Well, that doesn’t map so well into game development. Writing is more of a 1:1 direct approach for the reader experience, but game development has many, many layers that have to be built into the system to provide the player an experience that is going to be different for each player. While things are getting far, far better with modern game engines, there’s still a crapload of work that is less-than-sexy that has to be done to make the game work. Like preserving game state and making it save and load, and providing an interface that does this that works with the rest of the game UI. Fixing collision issues.

One solution that worked really well for me on one project was to divide my tasks into three categories: Things that I was excited to do, things that would make a big playable / visual / audible difference in the game, and things that were needed but were not particularly exciting or noticeable.
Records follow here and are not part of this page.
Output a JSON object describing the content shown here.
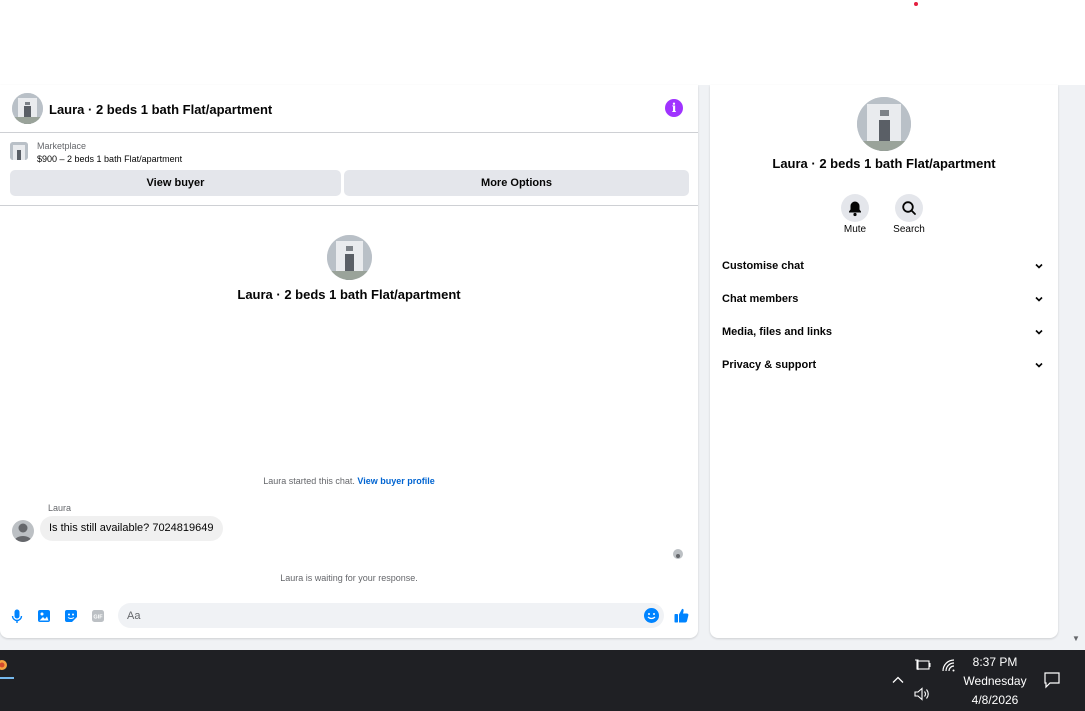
{
  "chat": {
    "title": "Laura · 2 beds 1 bath Flat/apartment",
    "marketplace_label": "Marketplace",
    "listing": "$900 – 2 beds 1 bath Flat/apartment",
    "view_buyer_label": "View buyer",
    "more_options_label": "More Options",
    "center_title": "Laura · 2 beds 1 bath Flat/apartment",
    "started_text": "Laura started this chat.",
    "view_buyer_profile_label": "View buyer profile",
    "sender_name": "Laura",
    "message": "Is this still available? 7024819649",
    "waiting_text": "Laura is waiting for your response.",
    "composer_placeholder": "Aa"
  },
  "sidebar": {
    "title": "Laura · 2 beds 1 bath Flat/apartment",
    "mute_label": "Mute",
    "search_label": "Search",
    "items": [
      {
        "label": "Customise chat"
      },
      {
        "label": "Chat members"
      },
      {
        "label": "Media, files and links"
      },
      {
        "label": "Privacy & support"
      }
    ]
  },
  "taskbar": {
    "time": "8:37 PM",
    "day": "Wednesday",
    "date": "4/8/2026"
  },
  "colors": {
    "accent_blue": "#0084ff",
    "info_purple": "#a033ff",
    "link_blue": "#0064d1"
  }
}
I think I labeled them, “Fun”, “Cool”, and “Other”  For example, working on the combat AI would be fun for me, but while it would make an impact on the game, it wouldn’t be something immediately noticeable. A cool new particle effect might be fun, but it would be in the “cool” category because it makes an obvious improvement to the game visuals. Hunting down an intermittent crash bug would probably be in the “Other” category. While it might be a huge relief to fix it, and sometimes bug-hunts can be kind of fun on their own, it’s not something I look forward to jumping into.

Anyway, once I made up these lists, and prioritized things a bit, I’d take one task from each category and lump them all together as a group. The idea was that I couldn’t move on to another “triplet” until I’d finished all the tasks in the current one, but I could do any of the current triplet of tasks in any order. It helped my motivation in two ways… I’d look forward to being able to work on the next ‘fun’ task, and then when I was done, I had a slightly cooler game to show for it.

That worked until I ran out of the fun and cool tasks. 🙂

I’m not entirely sure of the best approach to maintaining enthusiasm for an entire project, or even if that’s possible. Even for the coolest, most amazing game ever, there’s going to be a lot of butt-in-chair time that really just comes down to loving what you are doing and having the internal motivation to plow through some of the grunt work. But I think the lack of enthusiasm may be a huge reason why many game projects “stall out” before completion.

While there is no such thing as a “silver bullet” in game development to solve all the woes and difficulties, I think that variations on Rachel Aaron’s triangle may at least help us optimize so we’re not under-performing.


Filed Under: Production, Writing - Comments: 3 Comments to Read

  • Ayrik said,

    Thanks for the informative and useful post!

    I do almost all of my side-project work on the train, to and from work. So I have about 48 minutes of development time, twice a day. Those 48 minutes become absolutely critical, and you can be productive in that time with a few adjustments. It being a critical time, gives yourself a bit more pressure and forces you to plan ahead better and split your tasks into smaller chunks. It actually works really well for me (especially since the train WiFi is garbage) most days and I can be productive. The worst part is, if I just don’t feel like doing anything for that time slot, I lose 10% of my dev time that week. That pressure can motivate me to work harder and faster than if I knew I had 4 hours to take it slow. Another thing that sucks is that you get in the zone and then your stop is next 🙁 total bummer.

    Anyway, my point is: Sometimes you have to work with what you’ve got and make the best of it. And like you said, there is no silver bullet, and what works for me may not work for someone else.

    P.S. I love how you intermingle game development and writing. 🙂

  • Maklak said,

    Offtopic: Rampant Coyote, I’m wondering if you have this problem too. https://www.youtube.com/watch?v=NbQkf10LBnA

  • Rampant Coyote said,

    I have, at times. But not at the moment. Which probably doesn’t bode well for the game’s release. Good thing I’m not ready to release RIGHT NOW, I guess.